> **To do**
Could you filter the records below down to the lines that include the word "cookie"?

(Entries shown)

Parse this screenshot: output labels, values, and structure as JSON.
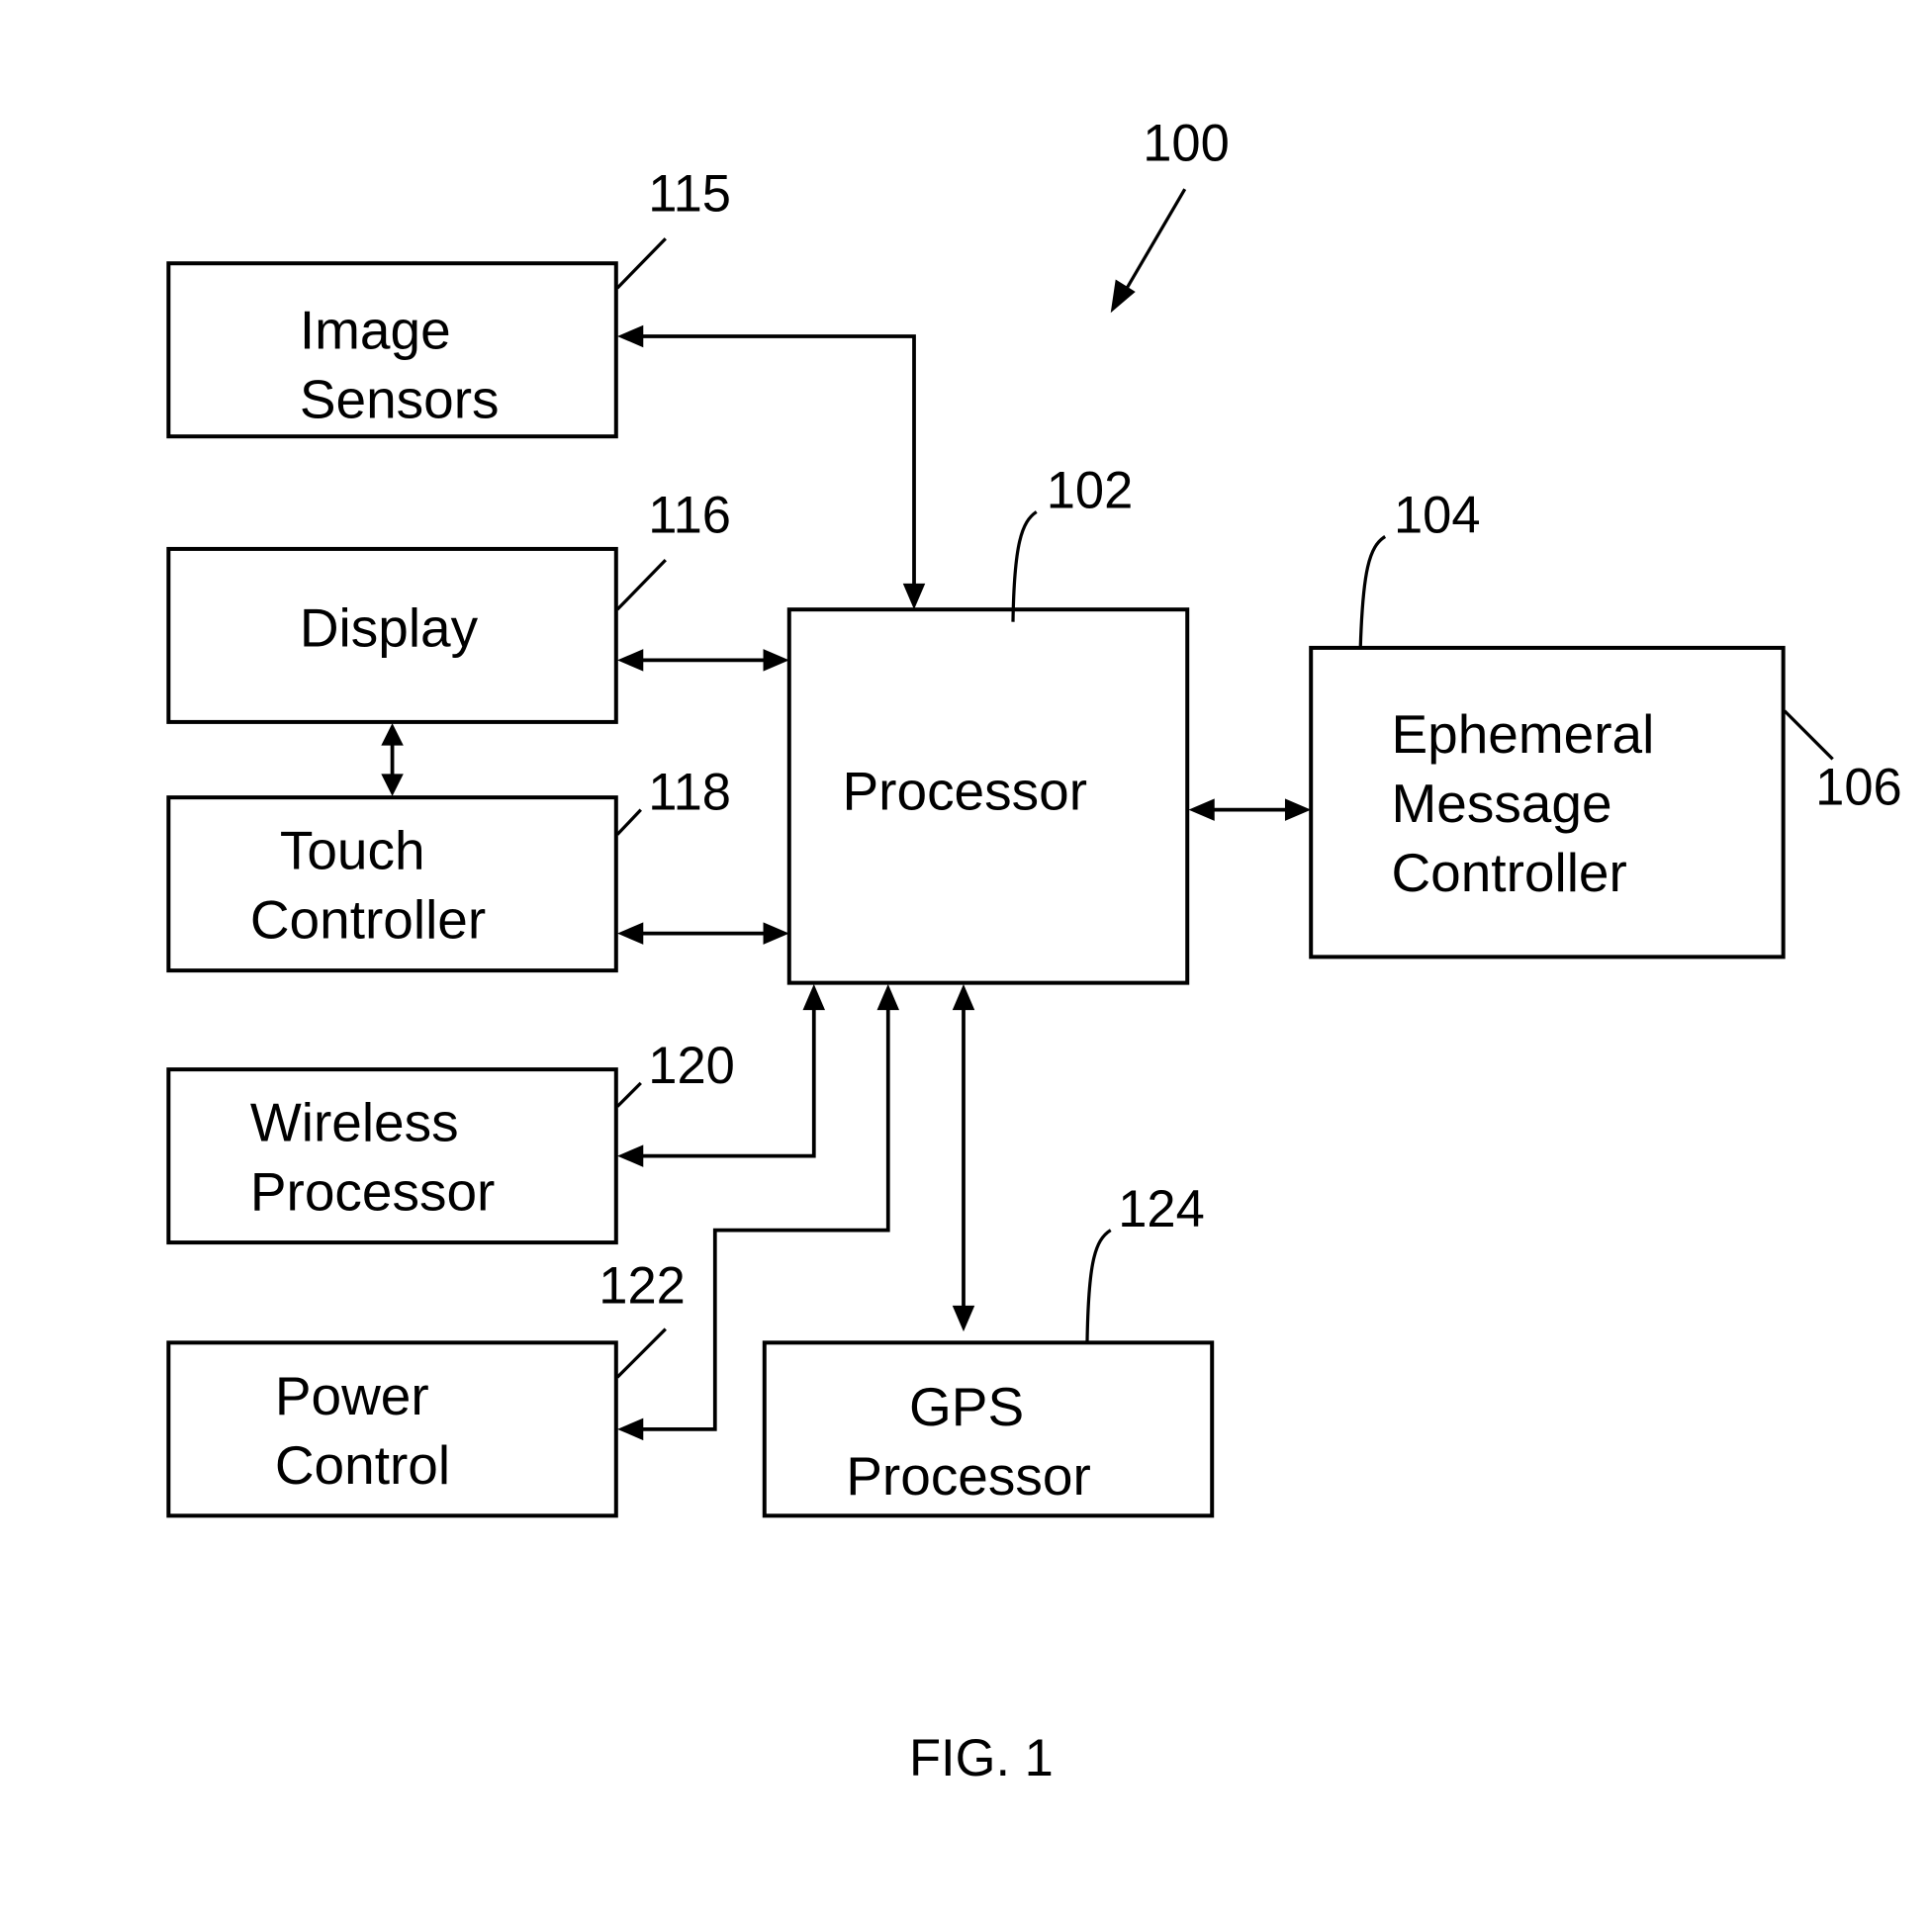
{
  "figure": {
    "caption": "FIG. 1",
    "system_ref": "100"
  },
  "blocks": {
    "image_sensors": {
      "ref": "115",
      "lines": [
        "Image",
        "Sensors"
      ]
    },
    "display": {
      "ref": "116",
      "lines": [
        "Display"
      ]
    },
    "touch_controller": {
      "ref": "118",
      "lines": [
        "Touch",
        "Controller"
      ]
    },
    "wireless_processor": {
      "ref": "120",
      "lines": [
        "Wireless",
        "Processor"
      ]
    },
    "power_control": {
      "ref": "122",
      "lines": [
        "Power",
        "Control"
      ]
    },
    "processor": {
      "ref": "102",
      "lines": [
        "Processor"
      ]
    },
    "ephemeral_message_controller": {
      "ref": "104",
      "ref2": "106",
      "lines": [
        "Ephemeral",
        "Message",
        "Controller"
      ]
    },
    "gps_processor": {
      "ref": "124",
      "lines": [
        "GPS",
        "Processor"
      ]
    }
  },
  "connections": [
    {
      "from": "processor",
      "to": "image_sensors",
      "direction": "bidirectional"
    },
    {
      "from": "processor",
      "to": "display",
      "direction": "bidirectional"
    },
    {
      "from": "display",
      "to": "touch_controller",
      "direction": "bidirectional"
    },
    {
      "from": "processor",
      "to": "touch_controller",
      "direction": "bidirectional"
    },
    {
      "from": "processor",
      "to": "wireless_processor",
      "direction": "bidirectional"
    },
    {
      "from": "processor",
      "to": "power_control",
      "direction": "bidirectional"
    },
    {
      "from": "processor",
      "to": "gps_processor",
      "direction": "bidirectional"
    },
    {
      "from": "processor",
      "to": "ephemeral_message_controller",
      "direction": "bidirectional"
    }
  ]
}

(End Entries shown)
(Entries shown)

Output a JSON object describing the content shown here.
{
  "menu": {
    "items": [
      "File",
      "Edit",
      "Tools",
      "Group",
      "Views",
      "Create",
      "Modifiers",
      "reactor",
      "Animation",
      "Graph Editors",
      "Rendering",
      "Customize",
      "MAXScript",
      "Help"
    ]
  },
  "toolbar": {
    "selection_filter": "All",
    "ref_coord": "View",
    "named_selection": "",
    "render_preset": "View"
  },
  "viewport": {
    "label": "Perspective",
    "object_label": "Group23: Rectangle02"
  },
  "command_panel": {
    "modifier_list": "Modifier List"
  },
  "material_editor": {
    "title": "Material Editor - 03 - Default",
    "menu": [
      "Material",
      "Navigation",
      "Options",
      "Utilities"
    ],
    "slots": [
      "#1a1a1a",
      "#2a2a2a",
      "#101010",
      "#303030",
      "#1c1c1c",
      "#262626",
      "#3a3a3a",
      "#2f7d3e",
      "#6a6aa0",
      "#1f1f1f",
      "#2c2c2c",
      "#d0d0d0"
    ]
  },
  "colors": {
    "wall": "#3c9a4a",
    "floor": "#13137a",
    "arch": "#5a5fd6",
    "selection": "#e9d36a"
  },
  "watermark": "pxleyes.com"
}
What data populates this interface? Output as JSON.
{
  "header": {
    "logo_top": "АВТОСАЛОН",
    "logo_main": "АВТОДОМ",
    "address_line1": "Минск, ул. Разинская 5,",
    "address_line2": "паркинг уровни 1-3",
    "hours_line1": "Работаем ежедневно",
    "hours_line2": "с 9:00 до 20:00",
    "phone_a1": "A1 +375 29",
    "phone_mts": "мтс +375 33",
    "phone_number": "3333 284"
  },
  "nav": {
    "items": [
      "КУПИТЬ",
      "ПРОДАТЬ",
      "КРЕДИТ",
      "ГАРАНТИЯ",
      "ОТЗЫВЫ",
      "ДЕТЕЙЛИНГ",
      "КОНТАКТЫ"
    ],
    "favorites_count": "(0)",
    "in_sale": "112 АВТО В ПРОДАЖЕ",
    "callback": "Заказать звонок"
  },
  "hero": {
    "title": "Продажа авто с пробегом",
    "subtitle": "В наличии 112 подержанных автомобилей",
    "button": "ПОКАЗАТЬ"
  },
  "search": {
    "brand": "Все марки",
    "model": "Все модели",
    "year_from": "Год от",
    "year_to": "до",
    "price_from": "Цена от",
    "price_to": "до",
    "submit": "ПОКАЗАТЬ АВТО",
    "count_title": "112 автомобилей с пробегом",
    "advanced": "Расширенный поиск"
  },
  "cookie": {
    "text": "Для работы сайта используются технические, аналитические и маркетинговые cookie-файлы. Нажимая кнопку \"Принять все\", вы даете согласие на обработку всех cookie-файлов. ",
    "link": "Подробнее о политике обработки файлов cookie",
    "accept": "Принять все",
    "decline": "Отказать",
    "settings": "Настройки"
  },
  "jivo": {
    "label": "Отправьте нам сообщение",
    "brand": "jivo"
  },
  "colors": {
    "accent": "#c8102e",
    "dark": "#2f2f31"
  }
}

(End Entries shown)

> **Exercise answer**
  "cookie": {
    "text": "Для работы сайта используются технические, аналитические и маркетинговые cookie-файлы. Нажимая кнопку \"Принять все\", вы даете согласие на обработку всех cookie-файлов. ",
    "link": "Подробнее о политике обработки файлов cookie",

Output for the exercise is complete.